What you are asked to do: Pictures are to be left out; everything else in the records must be repeated exactly.

Start of Data excerpts

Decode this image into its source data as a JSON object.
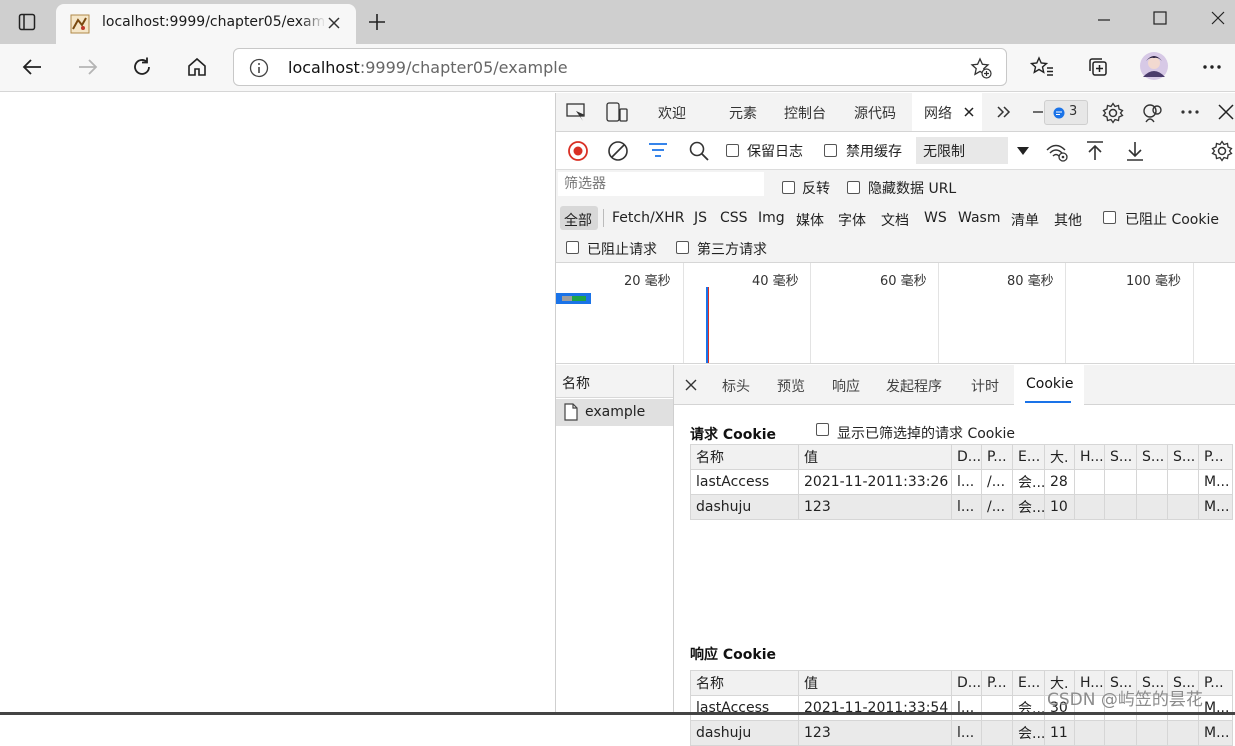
{
  "browser": {
    "tab_title": "localhost:9999/chapter05/example",
    "url_host": "localhost",
    "url_rest": ":9999/chapter05/example"
  },
  "devtools": {
    "tabs": {
      "welcome": "欢迎",
      "elements": "元素",
      "console": "控制台",
      "sources": "源代码",
      "network": "网络"
    },
    "issues_count": "3",
    "toolbar": {
      "preserve_log": "保留日志",
      "disable_cache": "禁用缓存",
      "throttle": "无限制"
    },
    "filter": {
      "placeholder": "筛选器",
      "invert": "反转",
      "hide_data_urls": "隐藏数据 URL",
      "types": [
        "全部",
        "Fetch/XHR",
        "JS",
        "CSS",
        "Img",
        "媒体",
        "字体",
        "文档",
        "WS",
        "Wasm",
        "清单",
        "其他"
      ],
      "blocked_cookies": "已阻止 Cookie",
      "blocked_requests": "已阻止请求",
      "third_party": "第三方请求"
    },
    "overview_ticks": [
      "20 毫秒",
      "40 毫秒",
      "60 毫秒",
      "80 毫秒",
      "100 毫秒"
    ],
    "request_list": {
      "header": "名称",
      "rows": [
        "example"
      ]
    },
    "detail_tabs": [
      "标头",
      "预览",
      "响应",
      "发起程序",
      "计时",
      "Cookie"
    ],
    "request_cookies": {
      "title": "请求 Cookie",
      "show_filtered": "显示已筛选掉的请求 Cookie",
      "columns": [
        "名称",
        "值",
        "D...",
        "P...",
        "E...",
        "大.",
        "H...",
        "S...",
        "S...",
        "S...",
        "P..."
      ],
      "rows": [
        [
          "lastAccess",
          "2021-11-2011:33:26",
          "l...",
          "/...",
          "会...",
          "28",
          "",
          "",
          "",
          "",
          "M..."
        ],
        [
          "dashuju",
          "123",
          "l...",
          "/...",
          "会...",
          "10",
          "",
          "",
          "",
          "",
          "M..."
        ]
      ]
    },
    "response_cookies": {
      "title": "响应 Cookie",
      "columns": [
        "名称",
        "值",
        "D...",
        "P...",
        "E...",
        "大.",
        "H...",
        "S...",
        "S...",
        "S...",
        "P..."
      ],
      "rows": [
        [
          "lastAccess",
          "2021-11-2011:33:54",
          "l...",
          "",
          "会...",
          "30",
          "",
          "",
          "",
          "",
          "M..."
        ],
        [
          "dashuju",
          "123",
          "l...",
          "",
          "会...",
          "11",
          "",
          "",
          "",
          "",
          "M..."
        ]
      ]
    }
  },
  "watermark": "CSDN @屿笠的昙花"
}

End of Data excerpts

Written answer:
Decode this image into its source data as a JSON object.
{
  "browser": {
    "tab_title": "localhost:9999/chapter05/example",
    "url_host": "localhost",
    "url_rest": ":9999/chapter05/example"
  },
  "devtools": {
    "tabs": {
      "welcome": "欢迎",
      "elements": "元素",
      "console": "控制台",
      "sources": "源代码",
      "network": "网络"
    },
    "issues_count": "3",
    "toolbar": {
      "preserve_log": "保留日志",
      "disable_cache": "禁用缓存",
      "throttle": "无限制"
    },
    "filter": {
      "placeholder": "筛选器",
      "invert": "反转",
      "hide_data_urls": "隐藏数据 URL",
      "types": [
        "全部",
        "Fetch/XHR",
        "JS",
        "CSS",
        "Img",
        "媒体",
        "字体",
        "文档",
        "WS",
        "Wasm",
        "清单",
        "其他"
      ],
      "blocked_cookies": "已阻止 Cookie",
      "blocked_requests": "已阻止请求",
      "third_party": "第三方请求"
    },
    "overview_ticks": [
      "20 毫秒",
      "40 毫秒",
      "60 毫秒",
      "80 毫秒",
      "100 毫秒"
    ],
    "request_list": {
      "header": "名称",
      "rows": [
        "example"
      ]
    },
    "detail_tabs": [
      "标头",
      "预览",
      "响应",
      "发起程序",
      "计时",
      "Cookie"
    ],
    "request_cookies": {
      "title": "请求 Cookie",
      "show_filtered": "显示已筛选掉的请求 Cookie",
      "columns": [
        "名称",
        "值",
        "D...",
        "P...",
        "E...",
        "大.",
        "H...",
        "S...",
        "S...",
        "S...",
        "P..."
      ],
      "rows": [
        [
          "lastAccess",
          "2021-11-2011:33:26",
          "l...",
          "/...",
          "会...",
          "28",
          "",
          "",
          "",
          "",
          "M..."
        ],
        [
          "dashuju",
          "123",
          "l...",
          "/...",
          "会...",
          "10",
          "",
          "",
          "",
          "",
          "M..."
        ]
      ]
    },
    "response_cookies": {
      "title": "响应 Cookie",
      "columns": [
        "名称",
        "值",
        "D...",
        "P...",
        "E...",
        "大.",
        "H...",
        "S...",
        "S...",
        "S...",
        "P..."
      ],
      "rows": [
        [
          "lastAccess",
          "2021-11-2011:33:54",
          "l...",
          "",
          "会...",
          "30",
          "",
          "",
          "",
          "",
          "M..."
        ],
        [
          "dashuju",
          "123",
          "l...",
          "",
          "会...",
          "11",
          "",
          "",
          "",
          "",
          "M..."
        ]
      ]
    }
  },
  "watermark": "CSDN @屿笠的昙花"
}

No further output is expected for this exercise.